buyers beware!
When online shopping goes off the track
Pushpa Girimaji Pushpa Girimaji

I bought a multi-media mobile set from an online shopping portal and gifted it to my sister. To our surprise, we found it to be defective, its touch screen being dead. The website’s customer care said that there was no warranty for the touch screen and besides, the dealer is not responsible for the product. We were asked to take it to an authorised dealer and get a new touch screen by incurring an expenditure of Rs 4,000 which is one-third of the mobile’s price. What should be my course of action?

The dealer is absolutely wrong. He is as responsible as the manufacturer for the product that he has sold and if the product is defective, he has to give you a refund or a defect-free replacement. In M.Subba Rao vs Avula Venkata Reddy ( RP no 3292 of 2003, decided on March 22, 2007) for example, the National Consumer Disputes Redressal Commission dismissed the argument of the dealer that he alone cannot be made liable for the defective product (seeds ) sold by him and that the manufacturer should also be equally liable. The Commission here asked the dealer to pay the entire compensation awarded to the consumer.

Thinkstock photos/getty imagesYou must also remember that unlike a brick-and-mortar shop, where you will examine the product and purchase it, here you have not even had the opportunity of physically examining the product or checking whether the touch screen works. So the dealers of online shops have a greater responsibility in ensuring that consumer complaints about the products are redressed forthwith.

As far as the warranty is concerned, you must remember that through the warranty, the manufacturer guarantees that the product is defect-free. In this case, it has not been so. The touch screen never worked. So whatever the standard warranty clauses say, they cannot take away your right to a defect-free mobile set and your right to redress of your grievance. And you can exercise your right by filing a complaint before the consumer court, seeking a refund (or a replacement), compensation for the harassment caused , cost of litigation and even punitive damages.

Keeping in mind the time factor (that is, the time involved in dispute resolution before the consumer court), I would suggest that you first contact the authorised service centre, tell them about the defect and ask them to replace the touch screen or the instrument itself.
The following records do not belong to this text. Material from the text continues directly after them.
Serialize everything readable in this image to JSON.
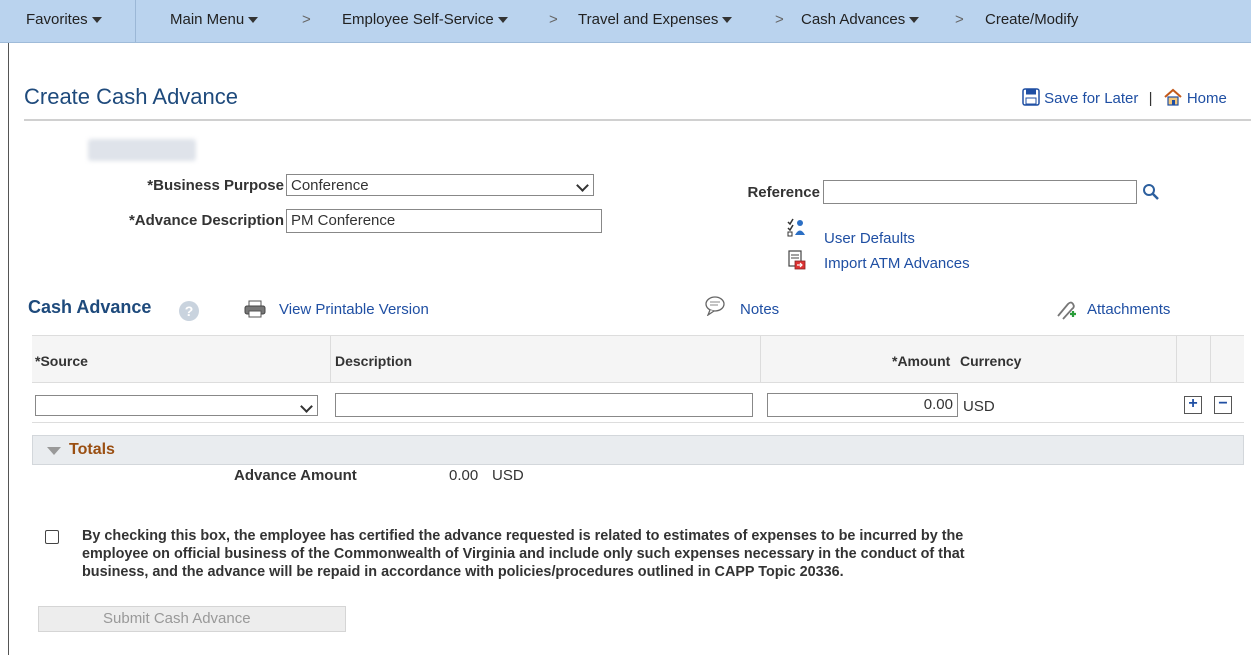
{
  "nav": {
    "favorites": "Favorites",
    "main_menu": "Main Menu",
    "employee_self_service": "Employee Self-Service",
    "travel_expenses": "Travel and Expenses",
    "cash_advances": "Cash Advances",
    "current": "Create/Modify",
    "separator": ">"
  },
  "page": {
    "title": "Create Cash Advance",
    "save_for_later": "Save for Later",
    "link_divider": "|",
    "home": "Home"
  },
  "form": {
    "business_purpose_label": "*Business Purpose",
    "business_purpose_value": "Conference",
    "advance_description_label": "*Advance Description",
    "advance_description_value": "PM Conference",
    "reference_label": "Reference",
    "reference_value": "",
    "user_defaults": "User Defaults",
    "import_atm": "Import ATM Advances"
  },
  "cash_advance": {
    "title": "Cash Advance",
    "help": "?",
    "view_printable": "View Printable Version",
    "notes": "Notes",
    "attachments": "Attachments",
    "columns": {
      "source": "*Source",
      "description": "Description",
      "amount": "*Amount",
      "currency": "Currency"
    },
    "row": {
      "source": "",
      "description": "",
      "amount": "0.00",
      "currency": "USD"
    }
  },
  "totals": {
    "title": "Totals",
    "advance_amount_label": "Advance Amount",
    "advance_amount_value": "0.00",
    "currency": "USD"
  },
  "certification": {
    "text": "By checking this box, the employee has certified the advance requested is related to estimates of expenses to be incurred by the employee on official business of the Commonwealth of Virginia and include only such expenses necessary in the conduct of that business, and the advance will be repaid in accordance with policies/procedures outlined in CAPP Topic 20336.",
    "checked": false
  },
  "submit_label": "Submit Cash Advance"
}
They should do this without any charge. If they don’t , then you will have to go to the consumer court.

I ordered an expensive silver bracelet through an online shop for my wife for her birthday. However, even after collecting the money for it through my credit card, he did not send the bracelet. Now he is not responding to my e-mails. He claimed that he was an Italian jeweller, but I do not know where he is located. I cannot find his postal address or telephone number on the website. What do I do?

This looks like a fraudulent online shop to me. There are many such ‘shops’ in the cyberspace. So lodge a complaint with the Economic Offences wing of the Delhi police, dealing with online fraud. They may be able to track down the address of the shop through the credit card transaction. Another option is to contact the International Consumer Protection and Enforcement Network – an organisation of consumer protection authorities from over 40 countries (India is not part of it) that work together to protect consumers from online scams. They conduct international ‘internet sweep’ to detect and put a stop to online fraudulent companies and claims and they may be able to help you. You can lodge a complaint on their website (